About this task:
Check which lines of the entries that follow hold "JSON", then give the number of those lines and nothing more.

Start of Input data

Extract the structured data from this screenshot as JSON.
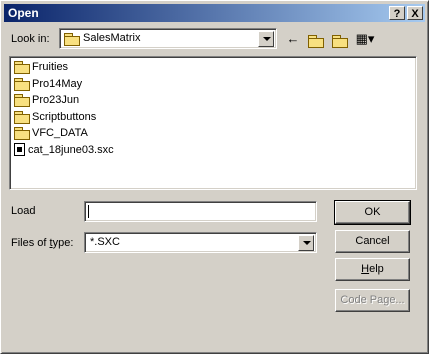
{
  "window": {
    "title": "Open"
  },
  "titlebar": {
    "help_label": "?",
    "close_label": "X"
  },
  "lookin": {
    "label": "Look in:",
    "value": "SalesMatrix"
  },
  "toolbar": {
    "back_icon": "back-arrow-icon",
    "up_icon": "up-folder-icon",
    "new_folder_icon": "new-folder-icon",
    "view_icon": "view-menu-icon"
  },
  "files": [
    {
      "name": "Fruities",
      "type": "folder"
    },
    {
      "name": "Pro14May",
      "type": "folder"
    },
    {
      "name": "Pro23Jun",
      "type": "folder"
    },
    {
      "name": "Scriptbuttons",
      "type": "folder"
    },
    {
      "name": "VFC_DATA",
      "type": "folder"
    },
    {
      "name": "cat_18june03.sxc",
      "type": "file"
    }
  ],
  "load": {
    "label": "Load",
    "value": ""
  },
  "filetype": {
    "label": "Files of type:",
    "value": "*.SXC"
  },
  "buttons": {
    "ok": "OK",
    "cancel": "Cancel",
    "help": "Help",
    "codepage": "Code Page..."
  }
}
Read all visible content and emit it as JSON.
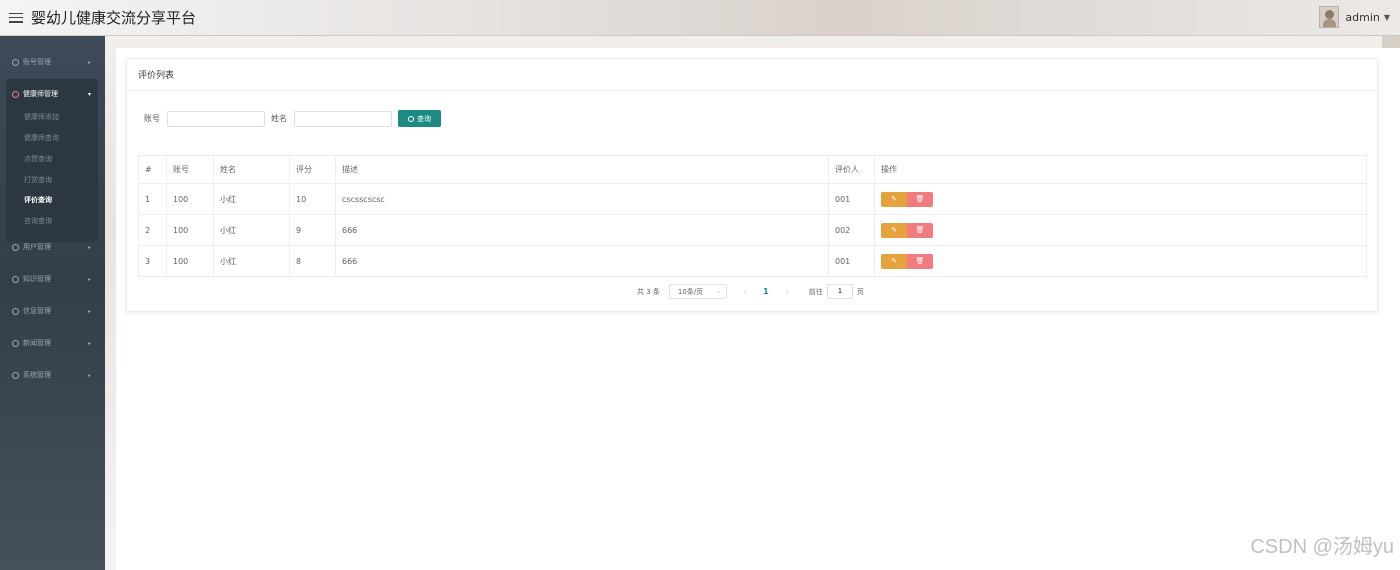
{
  "app": {
    "title": "婴幼儿健康交流分享平台"
  },
  "user": {
    "name": "admin"
  },
  "sidebar": {
    "items": [
      {
        "label": "账号管理"
      },
      {
        "label": "健康师管理"
      },
      {
        "label": "用户管理"
      },
      {
        "label": "知识管理"
      },
      {
        "label": "信息管理"
      },
      {
        "label": "新闻管理"
      },
      {
        "label": "系统管理"
      }
    ],
    "subitems": [
      {
        "label": "健康师添加"
      },
      {
        "label": "健康师查询"
      },
      {
        "label": "点赞查询"
      },
      {
        "label": "打赏查询"
      },
      {
        "label": "评价查询"
      },
      {
        "label": "咨询查询"
      }
    ]
  },
  "card": {
    "title": "评价列表"
  },
  "search": {
    "account_label": "账号",
    "name_label": "姓名",
    "button_label": "查询",
    "account_value": "",
    "name_value": ""
  },
  "table": {
    "headers": [
      "#",
      "账号",
      "姓名",
      "评分",
      "描述",
      "评价人",
      "操作"
    ],
    "rows": [
      [
        "1",
        "100",
        "小红",
        "10",
        "cscsscscsc",
        "001"
      ],
      [
        "2",
        "100",
        "小红",
        "9",
        "666",
        "002"
      ],
      [
        "3",
        "100",
        "小红",
        "8",
        "666",
        "001"
      ]
    ]
  },
  "pagination": {
    "total_text": "共 3 条",
    "page_size": "10条/页",
    "current_page": "1",
    "goto_label": "前往",
    "goto_value": "1",
    "page_suffix": "页"
  },
  "watermark": "CSDN @汤姆yu",
  "colors": {
    "primary": "#1d8a83",
    "edit": "#e6a23c",
    "delete": "#f07c7f",
    "sidebar": "#3a4652"
  }
}
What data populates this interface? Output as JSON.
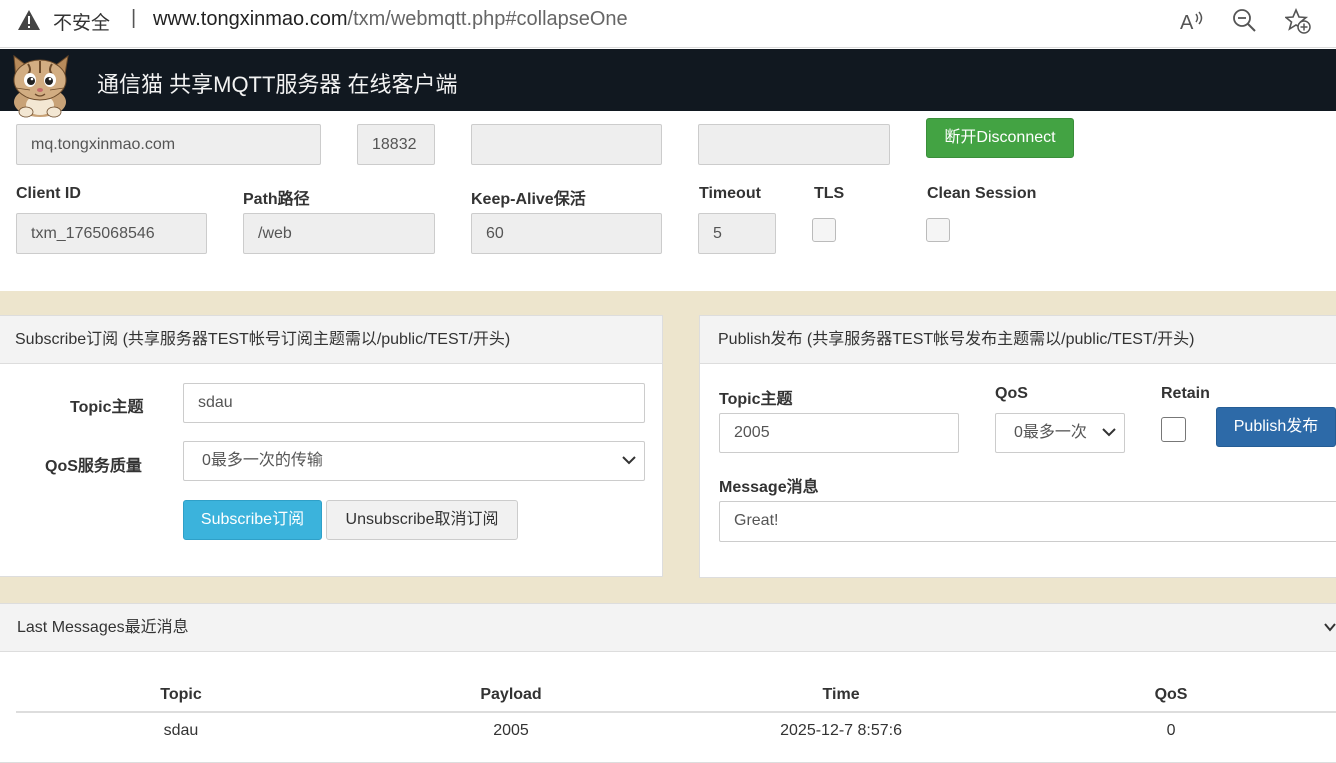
{
  "browser": {
    "insecure_label": "不安全",
    "separator": "|",
    "url_host": "www.tongxinmao.com",
    "url_path": "/txm/webmqtt.php#collapseOne",
    "icons": [
      "warning-icon",
      "read-aloud-icon",
      "zoom-out-icon",
      "add-favorite-icon"
    ]
  },
  "navbar": {
    "brand": "通信猫 共享MQTT服务器 在线客户端"
  },
  "connection": {
    "host_value": "mq.tongxinmao.com",
    "port_value": "18832",
    "username_value": "",
    "password_value": "",
    "disconnect_label": "断开Disconnect",
    "client_id_label": "Client ID",
    "client_id_value": "txm_1765068546",
    "path_label": "Path路径",
    "path_value": "/web",
    "keepalive_label": "Keep-Alive保活",
    "keepalive_value": "60",
    "timeout_label": "Timeout",
    "timeout_value": "5",
    "tls_label": "TLS",
    "clean_session_label": "Clean Session"
  },
  "subscribe": {
    "header": "Subscribe订阅 (共享服务器TEST帐号订阅主题需以/public/TEST/开头)",
    "topic_label": "Topic主题",
    "topic_value": "sdau",
    "qos_label": "QoS服务质量",
    "qos_value": "0最多一次的传输",
    "subscribe_label": "Subscribe订阅",
    "unsubscribe_label": "Unsubscribe取消订阅"
  },
  "publish": {
    "header": "Publish发布 (共享服务器TEST帐号发布主题需以/public/TEST/开头)",
    "topic_label": "Topic主题",
    "topic_value": "2005",
    "qos_label": "QoS",
    "qos_value": "0最多一次",
    "retain_label": "Retain",
    "publish_label": "Publish发布",
    "message_label": "Message消息",
    "message_value": "Great!"
  },
  "messages": {
    "header": "Last Messages最近消息",
    "columns": [
      "Topic",
      "Payload",
      "Time",
      "QoS"
    ],
    "rows": [
      [
        "sdau",
        "2005",
        "2025-12-7 8:57:6",
        "0"
      ]
    ]
  },
  "colors": {
    "navbar": "#111820",
    "beige": "#ede5cd",
    "green_button": "#43a343",
    "blue_button": "#3bb3dc",
    "primary_button": "#2d6aa8"
  }
}
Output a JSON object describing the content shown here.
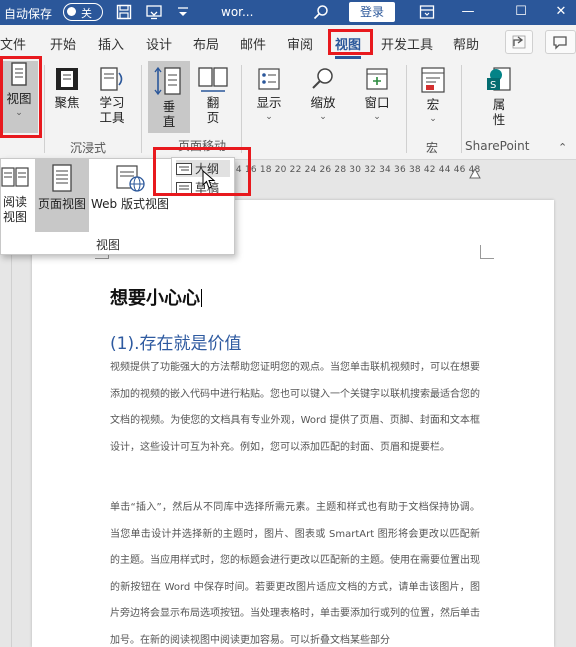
{
  "titlebar": {
    "autosave_label": "自动保存",
    "toggle_state": "关",
    "doc_name": "wor...",
    "login": "登录",
    "colors": {
      "bar": "#2b579a"
    }
  },
  "tabs": [
    "文件",
    "开始",
    "插入",
    "设计",
    "布局",
    "邮件",
    "审阅",
    "视图",
    "开发工具",
    "帮助"
  ],
  "ribbon": {
    "view_button": "视图",
    "immersive": {
      "focus": "聚焦",
      "learning_tools_line1": "学习",
      "learning_tools_line2": "工具",
      "group": "沉浸式"
    },
    "page_movement": {
      "vertical": "垂直",
      "flip": "翻页",
      "group": "页面移动"
    },
    "show": "显示",
    "zoom": "缩放",
    "window": "窗口",
    "macros": {
      "button": "宏",
      "group": "宏"
    },
    "sharepoint": {
      "button": "属性",
      "group": "SharePoint"
    }
  },
  "dropdown": {
    "read_mode_line1": "阅读",
    "read_mode_line2": "视图",
    "print_layout": "页面视图",
    "web_layout": "Web 版式视图",
    "group_label": "视图"
  },
  "submenu": {
    "outline": "大纲",
    "draft": "草稿"
  },
  "ruler_numbers": "14   16   18   20   22   24   26   28   30   32   34   36   38        42   44   46   48",
  "document": {
    "title": "想要小心心",
    "heading": "(1).存在就是价值",
    "paragraph1": "视频提供了功能强大的方法帮助您证明您的观点。当您单击联机视频时，可以在想要添加的视频的嵌入代码中进行粘贴。您也可以键入一个关键字以联机搜索最适合您的文档的视频。为使您的文档具有专业外观，Word 提供了页眉、页脚、封面和文本框设计，这些设计可互为补充。例如，您可以添加匹配的封面、页眉和提要栏。",
    "paragraph2": "单击“插入”，然后从不同库中选择所需元素。主题和样式也有助于文档保持协调。当您单击设计并选择新的主题时，图片、图表或 SmartArt 图形将会更改以匹配新的主题。当应用样式时，您的标题会进行更改以匹配新的主题。使用在需要位置出现的新按钮在 Word 中保存时间。若要更改图片适应文档的方式，请单击该图片，图片旁边将会显示布局选项按钮。当处理表格时，单击要添加行或列的位置，然后单击加号。在新的阅读视图中阅读更加容易。可以折叠文档某些部分"
  },
  "colors": {
    "accent": "#2b579a",
    "highlight": "#e8191e",
    "heading": "#2e5aa0"
  }
}
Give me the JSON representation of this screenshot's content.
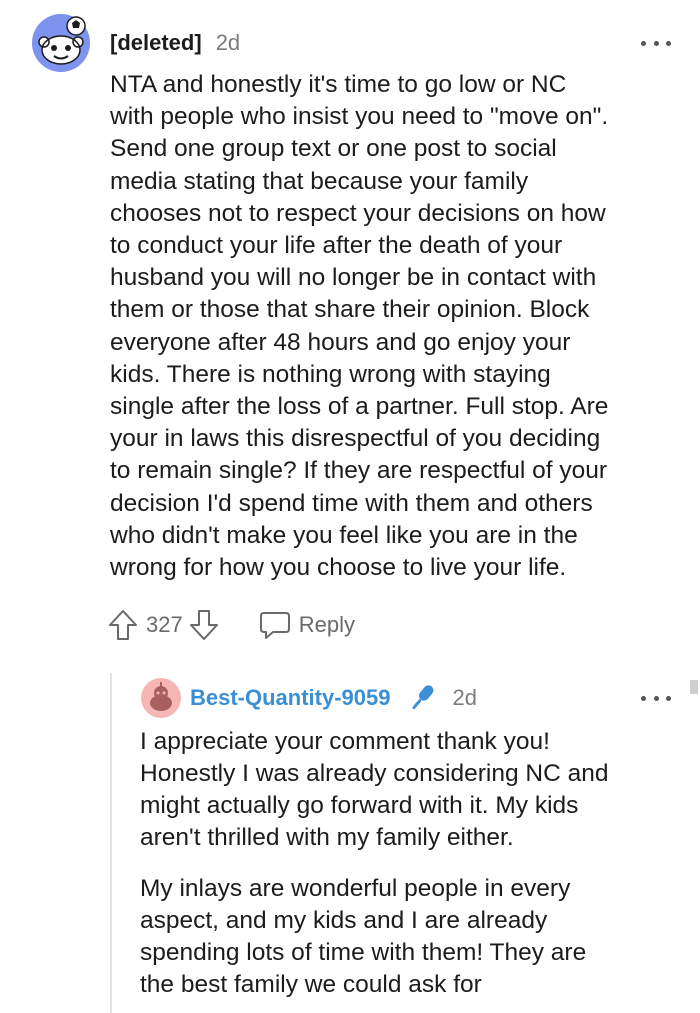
{
  "comment": {
    "author": "[deleted]",
    "age": "2d",
    "body": "NTA and honestly it's time to go low or NC\nwith people who insist you need to \"move on\".\nSend one group text or one post to social\nmedia stating that because your family\nchooses not to respect your decisions on how\nto conduct your life after the death of your\nhusband you will no longer be in contact with\nthem or those that share their opinion. Block\neveryone after 48 hours and go enjoy your\nkids. There is nothing wrong with staying\nsingle after the loss of a partner. Full stop. Are\nyour in laws this disrespectful of you deciding\nto remain single? If they are respectful of your\ndecision I'd spend time with them and others\nwho didn't make you feel like you are in the\nwrong for how you choose to live your life.",
    "score": "327",
    "reply_label": "Reply",
    "avatar_icon": "snoo-avatar-icon"
  },
  "reply": {
    "author": "Best-Quantity-9059",
    "age": "2d",
    "badge_icon": "microphone-icon",
    "paragraph1": "I appreciate your comment thank you!\nHonestly I was already considering NC and\nmight actually go forward with it. My kids\naren't thrilled with my family either.",
    "paragraph2": "My inlays are wonderful people in every\naspect, and my kids and I are already\nspending lots of time with them! They are\nthe best family we could ask for",
    "avatar_icon": "user-avatar-icon"
  },
  "colors": {
    "op_name": "#3a8fd6",
    "avatar_bg": "#7d93ee",
    "reply_avatar_bg": "#f6b6b6"
  }
}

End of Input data

Exercise answer:
5